Stored items
○ ○ ○
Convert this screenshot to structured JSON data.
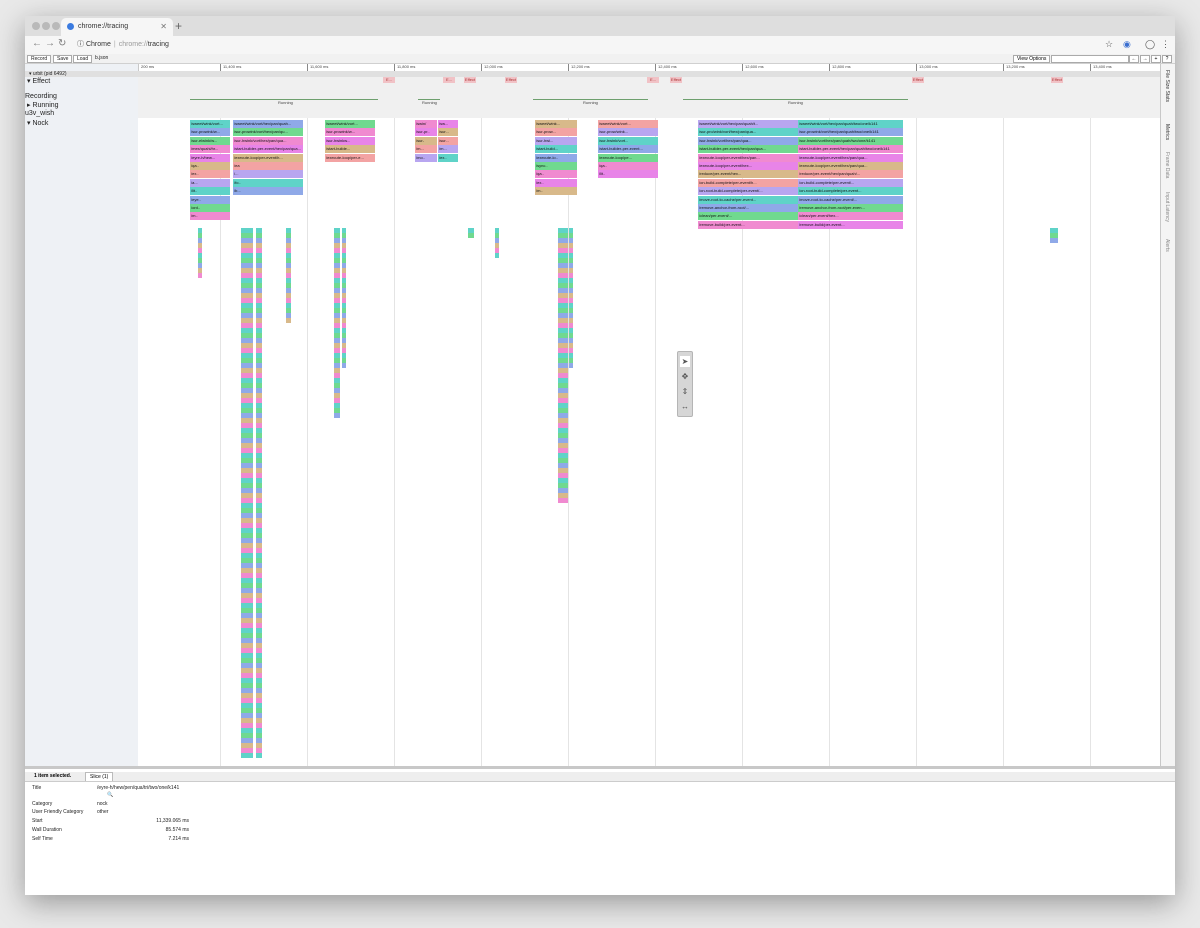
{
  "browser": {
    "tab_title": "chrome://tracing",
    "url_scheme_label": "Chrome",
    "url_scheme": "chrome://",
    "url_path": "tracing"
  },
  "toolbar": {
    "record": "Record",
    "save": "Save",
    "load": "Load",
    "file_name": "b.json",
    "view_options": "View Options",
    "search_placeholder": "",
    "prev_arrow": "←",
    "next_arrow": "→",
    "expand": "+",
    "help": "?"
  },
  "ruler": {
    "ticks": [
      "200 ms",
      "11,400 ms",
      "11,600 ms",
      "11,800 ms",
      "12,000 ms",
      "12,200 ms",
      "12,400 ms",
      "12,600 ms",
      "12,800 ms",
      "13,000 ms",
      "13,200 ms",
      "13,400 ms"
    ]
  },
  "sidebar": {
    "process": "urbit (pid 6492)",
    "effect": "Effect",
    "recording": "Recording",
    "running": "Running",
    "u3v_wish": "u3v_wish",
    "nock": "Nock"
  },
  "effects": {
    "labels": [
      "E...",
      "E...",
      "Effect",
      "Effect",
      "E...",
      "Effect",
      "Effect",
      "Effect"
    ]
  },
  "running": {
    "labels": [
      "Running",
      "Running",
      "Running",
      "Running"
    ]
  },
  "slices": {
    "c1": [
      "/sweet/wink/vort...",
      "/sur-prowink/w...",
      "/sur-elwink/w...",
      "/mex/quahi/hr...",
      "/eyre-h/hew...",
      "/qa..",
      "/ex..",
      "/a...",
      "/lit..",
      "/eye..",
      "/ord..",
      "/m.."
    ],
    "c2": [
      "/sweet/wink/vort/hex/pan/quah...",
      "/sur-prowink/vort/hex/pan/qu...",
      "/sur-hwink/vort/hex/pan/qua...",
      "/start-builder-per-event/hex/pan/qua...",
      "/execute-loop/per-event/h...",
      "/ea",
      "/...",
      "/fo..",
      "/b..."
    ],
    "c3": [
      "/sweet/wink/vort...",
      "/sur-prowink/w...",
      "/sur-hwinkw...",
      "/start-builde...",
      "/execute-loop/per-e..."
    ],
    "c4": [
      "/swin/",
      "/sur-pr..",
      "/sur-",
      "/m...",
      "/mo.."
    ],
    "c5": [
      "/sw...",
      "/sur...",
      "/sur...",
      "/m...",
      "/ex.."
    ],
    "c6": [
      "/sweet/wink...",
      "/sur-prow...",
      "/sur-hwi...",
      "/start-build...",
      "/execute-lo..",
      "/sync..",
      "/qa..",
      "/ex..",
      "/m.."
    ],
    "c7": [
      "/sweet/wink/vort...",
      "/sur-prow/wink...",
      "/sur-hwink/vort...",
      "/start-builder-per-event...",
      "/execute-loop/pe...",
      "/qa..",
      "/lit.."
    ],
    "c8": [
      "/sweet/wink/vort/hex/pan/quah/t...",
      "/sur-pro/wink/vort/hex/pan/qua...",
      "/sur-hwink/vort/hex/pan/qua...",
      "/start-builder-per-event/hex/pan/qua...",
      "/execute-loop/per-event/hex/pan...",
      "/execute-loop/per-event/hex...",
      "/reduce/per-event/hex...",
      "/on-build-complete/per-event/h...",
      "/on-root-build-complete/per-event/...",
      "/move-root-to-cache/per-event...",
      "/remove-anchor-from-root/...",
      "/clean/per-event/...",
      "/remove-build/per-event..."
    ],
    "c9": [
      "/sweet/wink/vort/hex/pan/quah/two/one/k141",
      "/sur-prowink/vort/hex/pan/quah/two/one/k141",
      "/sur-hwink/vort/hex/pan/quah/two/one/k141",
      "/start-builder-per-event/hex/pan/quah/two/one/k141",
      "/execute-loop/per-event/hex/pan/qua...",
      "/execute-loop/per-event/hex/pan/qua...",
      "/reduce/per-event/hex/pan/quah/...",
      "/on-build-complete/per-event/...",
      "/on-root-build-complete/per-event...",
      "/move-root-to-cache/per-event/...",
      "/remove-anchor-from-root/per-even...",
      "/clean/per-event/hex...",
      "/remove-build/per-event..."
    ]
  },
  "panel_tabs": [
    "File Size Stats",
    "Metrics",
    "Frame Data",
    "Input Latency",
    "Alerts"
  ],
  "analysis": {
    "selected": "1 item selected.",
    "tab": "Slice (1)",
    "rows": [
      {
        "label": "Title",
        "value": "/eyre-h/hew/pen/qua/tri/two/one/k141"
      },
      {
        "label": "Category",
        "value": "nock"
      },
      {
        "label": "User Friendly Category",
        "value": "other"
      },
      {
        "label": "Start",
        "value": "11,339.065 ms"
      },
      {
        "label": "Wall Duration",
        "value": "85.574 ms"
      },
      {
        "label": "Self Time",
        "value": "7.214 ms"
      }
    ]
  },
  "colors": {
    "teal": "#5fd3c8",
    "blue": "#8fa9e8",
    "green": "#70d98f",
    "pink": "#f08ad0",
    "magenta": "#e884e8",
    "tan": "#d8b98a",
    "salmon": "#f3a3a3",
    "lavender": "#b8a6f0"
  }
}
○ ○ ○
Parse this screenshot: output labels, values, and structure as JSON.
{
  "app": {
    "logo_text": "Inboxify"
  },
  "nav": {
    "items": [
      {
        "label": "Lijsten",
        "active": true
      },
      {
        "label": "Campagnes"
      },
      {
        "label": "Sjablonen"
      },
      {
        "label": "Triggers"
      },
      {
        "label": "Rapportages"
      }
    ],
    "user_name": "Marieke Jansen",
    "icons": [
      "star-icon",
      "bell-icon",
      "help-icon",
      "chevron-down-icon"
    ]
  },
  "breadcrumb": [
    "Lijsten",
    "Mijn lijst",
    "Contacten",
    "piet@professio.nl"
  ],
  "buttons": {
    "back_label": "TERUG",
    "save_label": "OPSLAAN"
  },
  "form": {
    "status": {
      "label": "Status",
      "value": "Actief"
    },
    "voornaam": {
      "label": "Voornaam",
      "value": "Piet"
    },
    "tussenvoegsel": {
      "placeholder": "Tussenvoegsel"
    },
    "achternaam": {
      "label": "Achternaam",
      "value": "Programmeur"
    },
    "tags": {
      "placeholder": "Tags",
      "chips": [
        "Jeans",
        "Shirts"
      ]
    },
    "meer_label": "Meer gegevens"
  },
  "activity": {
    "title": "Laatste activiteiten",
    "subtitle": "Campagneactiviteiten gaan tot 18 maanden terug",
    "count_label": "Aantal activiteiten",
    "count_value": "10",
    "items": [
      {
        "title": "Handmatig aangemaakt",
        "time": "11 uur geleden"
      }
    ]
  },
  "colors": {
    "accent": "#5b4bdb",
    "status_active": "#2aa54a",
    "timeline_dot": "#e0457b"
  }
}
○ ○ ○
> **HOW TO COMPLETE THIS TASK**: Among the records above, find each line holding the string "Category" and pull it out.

> **COMPLETED TASK**:
        "label": "Category",
        "label": "User Friendly Category",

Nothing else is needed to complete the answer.